Dr. Mirgain also said that it is during this phase of life when we enter adulthood and go through lifestyle changes such as getting a higher education, getting married or living with a partner and parenthood.
“During this developmental phase, it can be easy to feel lost or even rudderless. As a result of this, women may turn to food as a coping strategy and vulnerability to overeat may be the highest,” said Dr. Mirgain.
Added to this, women are often caregivers in a family, and their responsibilities may have increased on top of what they already do in the home because of the pandemic. As a result, self-care such as regular exercise and healthy eating may be put “on the back burner.”
How to cope without overeating

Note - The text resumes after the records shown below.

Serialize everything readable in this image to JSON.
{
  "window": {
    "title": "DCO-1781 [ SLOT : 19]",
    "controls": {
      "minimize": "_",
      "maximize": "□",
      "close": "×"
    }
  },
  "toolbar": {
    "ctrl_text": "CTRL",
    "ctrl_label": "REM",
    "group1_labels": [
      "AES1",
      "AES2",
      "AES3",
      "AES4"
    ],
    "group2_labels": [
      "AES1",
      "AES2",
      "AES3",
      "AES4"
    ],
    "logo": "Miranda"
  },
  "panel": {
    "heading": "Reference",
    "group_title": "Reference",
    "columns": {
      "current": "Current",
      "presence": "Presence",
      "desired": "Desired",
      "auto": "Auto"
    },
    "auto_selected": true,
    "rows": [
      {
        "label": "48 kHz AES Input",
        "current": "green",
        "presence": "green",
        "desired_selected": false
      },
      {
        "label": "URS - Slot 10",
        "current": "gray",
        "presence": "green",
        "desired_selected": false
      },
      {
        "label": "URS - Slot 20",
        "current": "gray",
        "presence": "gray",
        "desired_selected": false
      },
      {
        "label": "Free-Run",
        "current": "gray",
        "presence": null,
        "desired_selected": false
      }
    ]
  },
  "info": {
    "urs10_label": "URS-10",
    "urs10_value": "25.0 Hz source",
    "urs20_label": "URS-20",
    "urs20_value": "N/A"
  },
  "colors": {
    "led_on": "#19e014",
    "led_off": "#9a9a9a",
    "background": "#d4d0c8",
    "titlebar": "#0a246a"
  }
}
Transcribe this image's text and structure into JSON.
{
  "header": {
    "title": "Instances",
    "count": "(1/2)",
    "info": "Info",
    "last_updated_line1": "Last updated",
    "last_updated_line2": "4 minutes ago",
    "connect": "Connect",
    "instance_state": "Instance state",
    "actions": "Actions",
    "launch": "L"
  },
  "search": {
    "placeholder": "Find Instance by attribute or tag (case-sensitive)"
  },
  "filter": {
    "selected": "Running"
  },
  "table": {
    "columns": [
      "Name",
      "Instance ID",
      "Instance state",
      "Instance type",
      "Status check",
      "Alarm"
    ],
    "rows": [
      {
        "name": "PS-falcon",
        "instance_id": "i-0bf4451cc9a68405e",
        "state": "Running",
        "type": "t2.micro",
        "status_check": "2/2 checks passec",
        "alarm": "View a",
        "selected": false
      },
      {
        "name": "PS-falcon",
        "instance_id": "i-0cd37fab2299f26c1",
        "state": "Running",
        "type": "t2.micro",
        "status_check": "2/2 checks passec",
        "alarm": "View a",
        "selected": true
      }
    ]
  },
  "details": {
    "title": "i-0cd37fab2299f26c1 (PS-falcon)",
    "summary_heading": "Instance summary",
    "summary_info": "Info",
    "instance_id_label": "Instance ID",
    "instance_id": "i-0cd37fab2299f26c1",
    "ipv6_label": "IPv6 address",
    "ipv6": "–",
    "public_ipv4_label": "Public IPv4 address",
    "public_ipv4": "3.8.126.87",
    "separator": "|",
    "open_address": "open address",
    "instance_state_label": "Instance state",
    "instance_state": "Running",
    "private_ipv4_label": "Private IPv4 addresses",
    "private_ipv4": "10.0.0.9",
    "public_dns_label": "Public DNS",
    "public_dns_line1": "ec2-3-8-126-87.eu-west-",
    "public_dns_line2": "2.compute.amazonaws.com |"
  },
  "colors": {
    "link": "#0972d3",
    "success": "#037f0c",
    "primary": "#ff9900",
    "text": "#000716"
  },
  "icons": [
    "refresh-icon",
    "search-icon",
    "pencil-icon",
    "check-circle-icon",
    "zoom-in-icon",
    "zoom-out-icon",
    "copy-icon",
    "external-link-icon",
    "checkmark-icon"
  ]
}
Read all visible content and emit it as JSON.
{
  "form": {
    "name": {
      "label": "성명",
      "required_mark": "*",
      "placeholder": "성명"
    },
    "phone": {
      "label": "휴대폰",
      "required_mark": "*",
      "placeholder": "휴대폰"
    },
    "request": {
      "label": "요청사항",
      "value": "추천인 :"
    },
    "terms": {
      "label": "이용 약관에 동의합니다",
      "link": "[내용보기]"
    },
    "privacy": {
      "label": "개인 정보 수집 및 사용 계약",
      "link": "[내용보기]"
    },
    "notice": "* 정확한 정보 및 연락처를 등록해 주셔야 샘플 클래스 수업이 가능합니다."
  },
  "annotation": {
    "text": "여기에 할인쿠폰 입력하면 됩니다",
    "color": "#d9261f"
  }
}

Experts agree there are various ways for women to soothe themselves with things other than food so that excessive weight gain from overeating and less exercise doesn’t put them at risk of developing longer term illnesses such as diabetes.
Prof. Knauper said it’s important to identify and monitor new behaviours that have already set in such as eating while watching Netflix, which people are likely doing much more now, and how to break them with more adaptive behaviours.
“The good news is that the new habits are likely not yet deeply established and thus are still relatively easy to change,” said Prof. Knauper.
Dr. Mirgain recommends women process their emotions versus “stuffing” them by writing about it in a journal, talking to a trusted and safe person, or creating something to help express them.
“Express your emotions by making something, such as an art project, a vision board, a collage, baking something, TikTok dancing, gardening or writing,” she said. “Reach out to people, do video chats, plan some social time virtually to build your support base.”
She also said it’s important to be compassionate to ourselves and prioritize our self-care to help keep our immune systems healthy like getting regular sleep.
“Mindful awareness of the feelings and triggers, knowing that you are not alone and others are feeling the same way, and then offering some kindness to yourself through words, touch, actions [help],” said Dr. Mirgain.
Meanwhile, Prof. Vogele and Lutz recommend finding time to exercise at home and outside and sticking to a time slot. But if you do indulge in food – enjoy it slowly.
“Pay attention to the taste and the experience of eating and make it a special occasion,” they said. “This way you make it a treat instead of gobbling down food.”
Documentary | BLINDSIDED: How the world fell into a pandemic-shaped recession
BLINDSIDED is the product of a global, video-based research project that – through the eyes of families around the world – captures the critical moments over four months where the world found itself entangled in a pandemic and tumbling into recession. Join us for an exclusive streaming on 10 November.